Apricots are beautiful little, cheerfully bright orange morsels rich in body-loving beta-carotene. A little peach-like, a little plum-like, yet velvety, a bit musky, tart yet smooth while sweet, they lend themselves beautifully to being brandies or liqueurs.
These early Middle Eastern, European treasures were first produced heavily by Turkey, Italy, Russia, Spain and Greece with California, France, South Africa, Chile and Argentina rapidly challenging this. In all, there are over ten varieties of apricots. Their trees can live as long and as 100 years, but the apricot fruit perishes rapidly.
Historically, apricots were first heard of 4,000 years ago in China, then recorded in the Persian, now Iranian, culture soon afterward. Because they dry so well, they traveled well to new regions. This rapidly made them a staple of the Egyptian diet, and once they spread in popularity westward to the United Kingdom, it was only a matter of time before they reached the New World. Apricots attracted the attention of Thomas Jefferson by 1778, and he made sure apricot trees were part of his Monticello agricultural scene.
Apricots are rich in vitamin A, B6, C, beta-carotene, niacin, potassium and iron.
Selection of good apricots has usually been done for us when we buy them dried in boxes. Be sure to choose a brand where the apricots are dried, yet moist, and keep them tightly sealed in a dry place. Canned apricots are also available, but the dried are tastier.
Eat apricots just as they come from the box. They are equally delicious inserted into some of the following.

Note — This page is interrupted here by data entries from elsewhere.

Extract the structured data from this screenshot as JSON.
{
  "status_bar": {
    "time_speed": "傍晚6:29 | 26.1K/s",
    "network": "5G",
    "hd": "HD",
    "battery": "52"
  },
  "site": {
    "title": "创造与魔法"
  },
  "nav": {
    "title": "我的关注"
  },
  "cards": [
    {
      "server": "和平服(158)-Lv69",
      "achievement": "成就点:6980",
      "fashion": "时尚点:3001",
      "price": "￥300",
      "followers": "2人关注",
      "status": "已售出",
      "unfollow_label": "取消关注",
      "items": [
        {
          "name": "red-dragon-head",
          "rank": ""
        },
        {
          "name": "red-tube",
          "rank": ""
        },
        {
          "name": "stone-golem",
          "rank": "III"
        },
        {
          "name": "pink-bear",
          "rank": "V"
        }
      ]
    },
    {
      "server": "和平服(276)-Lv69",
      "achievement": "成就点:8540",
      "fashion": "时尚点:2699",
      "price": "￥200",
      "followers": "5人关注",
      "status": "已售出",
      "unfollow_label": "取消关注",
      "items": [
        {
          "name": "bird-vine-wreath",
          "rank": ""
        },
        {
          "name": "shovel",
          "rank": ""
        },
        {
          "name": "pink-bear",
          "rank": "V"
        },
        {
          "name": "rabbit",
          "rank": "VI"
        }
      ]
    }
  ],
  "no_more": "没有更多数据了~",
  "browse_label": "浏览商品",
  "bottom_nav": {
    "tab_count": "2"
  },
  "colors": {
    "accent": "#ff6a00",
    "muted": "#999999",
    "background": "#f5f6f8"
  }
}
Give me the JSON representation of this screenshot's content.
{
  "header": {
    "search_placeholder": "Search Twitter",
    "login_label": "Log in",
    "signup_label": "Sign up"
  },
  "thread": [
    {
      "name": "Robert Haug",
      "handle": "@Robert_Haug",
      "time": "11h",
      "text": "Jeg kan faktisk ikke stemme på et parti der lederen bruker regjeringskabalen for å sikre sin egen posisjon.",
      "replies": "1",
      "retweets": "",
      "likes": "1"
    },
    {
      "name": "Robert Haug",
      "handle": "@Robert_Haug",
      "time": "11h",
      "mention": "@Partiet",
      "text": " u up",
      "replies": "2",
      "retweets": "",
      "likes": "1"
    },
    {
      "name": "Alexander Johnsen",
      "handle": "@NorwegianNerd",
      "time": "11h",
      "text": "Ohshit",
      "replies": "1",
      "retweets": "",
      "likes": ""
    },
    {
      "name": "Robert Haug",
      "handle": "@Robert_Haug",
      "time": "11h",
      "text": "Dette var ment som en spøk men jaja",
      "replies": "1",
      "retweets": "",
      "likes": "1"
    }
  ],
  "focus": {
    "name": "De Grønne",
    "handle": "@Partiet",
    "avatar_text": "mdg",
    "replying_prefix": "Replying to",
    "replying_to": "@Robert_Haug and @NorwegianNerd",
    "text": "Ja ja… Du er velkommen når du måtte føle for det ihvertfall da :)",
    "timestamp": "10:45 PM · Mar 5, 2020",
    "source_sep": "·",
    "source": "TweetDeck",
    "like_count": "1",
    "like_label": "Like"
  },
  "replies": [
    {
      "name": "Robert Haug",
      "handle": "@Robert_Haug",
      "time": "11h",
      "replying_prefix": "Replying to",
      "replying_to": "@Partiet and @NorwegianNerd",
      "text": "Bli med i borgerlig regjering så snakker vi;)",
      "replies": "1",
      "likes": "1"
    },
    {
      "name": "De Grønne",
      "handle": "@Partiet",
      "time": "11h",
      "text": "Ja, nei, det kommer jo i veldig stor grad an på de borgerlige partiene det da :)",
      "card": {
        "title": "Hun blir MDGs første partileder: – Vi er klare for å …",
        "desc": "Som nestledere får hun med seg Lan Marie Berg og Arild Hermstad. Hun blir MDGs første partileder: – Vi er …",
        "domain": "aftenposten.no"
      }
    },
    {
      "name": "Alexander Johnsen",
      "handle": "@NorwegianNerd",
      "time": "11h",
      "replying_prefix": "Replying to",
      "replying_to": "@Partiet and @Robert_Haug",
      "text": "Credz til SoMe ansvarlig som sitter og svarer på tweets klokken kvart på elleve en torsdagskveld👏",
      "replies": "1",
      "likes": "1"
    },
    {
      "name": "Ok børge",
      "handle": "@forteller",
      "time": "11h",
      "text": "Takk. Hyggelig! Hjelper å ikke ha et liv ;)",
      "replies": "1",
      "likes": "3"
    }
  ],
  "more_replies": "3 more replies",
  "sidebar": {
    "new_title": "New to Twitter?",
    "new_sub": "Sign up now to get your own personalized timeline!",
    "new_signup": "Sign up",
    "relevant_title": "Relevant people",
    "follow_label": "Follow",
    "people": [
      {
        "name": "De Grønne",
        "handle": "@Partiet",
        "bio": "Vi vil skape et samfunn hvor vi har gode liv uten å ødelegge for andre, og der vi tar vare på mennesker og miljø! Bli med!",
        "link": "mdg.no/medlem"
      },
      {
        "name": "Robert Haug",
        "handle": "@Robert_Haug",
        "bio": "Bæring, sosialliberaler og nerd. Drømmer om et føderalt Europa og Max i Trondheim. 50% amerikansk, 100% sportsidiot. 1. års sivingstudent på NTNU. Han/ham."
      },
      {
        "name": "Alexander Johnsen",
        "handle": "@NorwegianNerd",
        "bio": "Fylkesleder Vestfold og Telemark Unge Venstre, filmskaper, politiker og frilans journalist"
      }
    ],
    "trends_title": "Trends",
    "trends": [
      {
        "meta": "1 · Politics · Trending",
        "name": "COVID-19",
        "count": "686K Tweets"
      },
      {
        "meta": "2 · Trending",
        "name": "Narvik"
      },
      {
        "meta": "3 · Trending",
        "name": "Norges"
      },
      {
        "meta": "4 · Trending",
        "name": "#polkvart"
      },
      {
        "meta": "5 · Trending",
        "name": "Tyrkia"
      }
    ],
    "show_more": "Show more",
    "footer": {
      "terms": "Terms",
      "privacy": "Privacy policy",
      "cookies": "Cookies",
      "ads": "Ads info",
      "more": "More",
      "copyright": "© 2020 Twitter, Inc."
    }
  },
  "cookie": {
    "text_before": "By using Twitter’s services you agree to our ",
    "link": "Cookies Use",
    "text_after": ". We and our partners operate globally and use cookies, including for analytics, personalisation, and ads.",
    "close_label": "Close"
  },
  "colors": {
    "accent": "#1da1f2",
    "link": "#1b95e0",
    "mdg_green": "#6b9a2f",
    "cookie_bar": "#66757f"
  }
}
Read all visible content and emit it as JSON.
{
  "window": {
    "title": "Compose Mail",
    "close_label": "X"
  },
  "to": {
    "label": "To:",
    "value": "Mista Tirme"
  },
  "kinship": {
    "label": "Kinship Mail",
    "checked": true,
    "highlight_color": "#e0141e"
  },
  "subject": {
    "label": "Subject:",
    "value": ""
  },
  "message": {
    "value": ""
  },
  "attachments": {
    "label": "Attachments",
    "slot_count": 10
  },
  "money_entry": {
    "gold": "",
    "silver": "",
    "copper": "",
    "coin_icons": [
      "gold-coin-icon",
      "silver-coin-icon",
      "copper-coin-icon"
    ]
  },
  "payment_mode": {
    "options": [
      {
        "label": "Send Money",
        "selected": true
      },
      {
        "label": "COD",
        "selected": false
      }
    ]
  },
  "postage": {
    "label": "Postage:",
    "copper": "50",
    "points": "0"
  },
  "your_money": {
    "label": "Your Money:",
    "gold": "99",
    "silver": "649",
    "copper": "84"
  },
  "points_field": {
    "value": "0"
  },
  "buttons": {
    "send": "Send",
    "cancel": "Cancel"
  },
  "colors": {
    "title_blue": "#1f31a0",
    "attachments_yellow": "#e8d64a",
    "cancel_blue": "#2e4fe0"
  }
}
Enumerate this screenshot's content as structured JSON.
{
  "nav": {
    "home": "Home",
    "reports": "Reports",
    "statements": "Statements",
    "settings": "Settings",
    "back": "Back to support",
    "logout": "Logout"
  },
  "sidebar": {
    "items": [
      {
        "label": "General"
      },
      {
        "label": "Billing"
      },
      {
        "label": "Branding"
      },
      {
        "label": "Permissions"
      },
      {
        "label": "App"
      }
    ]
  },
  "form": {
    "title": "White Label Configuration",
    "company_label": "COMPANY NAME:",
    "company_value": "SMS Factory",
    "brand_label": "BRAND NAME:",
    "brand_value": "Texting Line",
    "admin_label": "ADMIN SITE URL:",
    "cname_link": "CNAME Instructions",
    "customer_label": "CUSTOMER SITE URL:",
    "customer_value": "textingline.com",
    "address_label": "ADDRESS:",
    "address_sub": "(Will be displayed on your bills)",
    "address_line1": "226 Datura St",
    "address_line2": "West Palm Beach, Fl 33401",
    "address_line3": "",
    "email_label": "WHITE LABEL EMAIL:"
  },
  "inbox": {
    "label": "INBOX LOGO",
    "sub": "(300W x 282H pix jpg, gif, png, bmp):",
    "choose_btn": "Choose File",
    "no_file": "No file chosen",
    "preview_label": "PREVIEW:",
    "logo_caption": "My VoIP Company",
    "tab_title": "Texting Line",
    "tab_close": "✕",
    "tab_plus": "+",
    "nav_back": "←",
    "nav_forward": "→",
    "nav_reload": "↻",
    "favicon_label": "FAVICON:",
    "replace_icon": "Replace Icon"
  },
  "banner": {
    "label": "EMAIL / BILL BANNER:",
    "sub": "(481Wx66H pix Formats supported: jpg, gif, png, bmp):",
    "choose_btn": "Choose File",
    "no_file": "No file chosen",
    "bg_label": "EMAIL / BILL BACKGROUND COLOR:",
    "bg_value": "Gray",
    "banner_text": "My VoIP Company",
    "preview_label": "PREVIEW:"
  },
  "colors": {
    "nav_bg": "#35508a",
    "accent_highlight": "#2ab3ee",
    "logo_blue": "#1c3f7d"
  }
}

Accented by garlic, basil cumin, curry, nutmeg
Pureed as fat substitute in cooking
Foodsites with apricot recipes.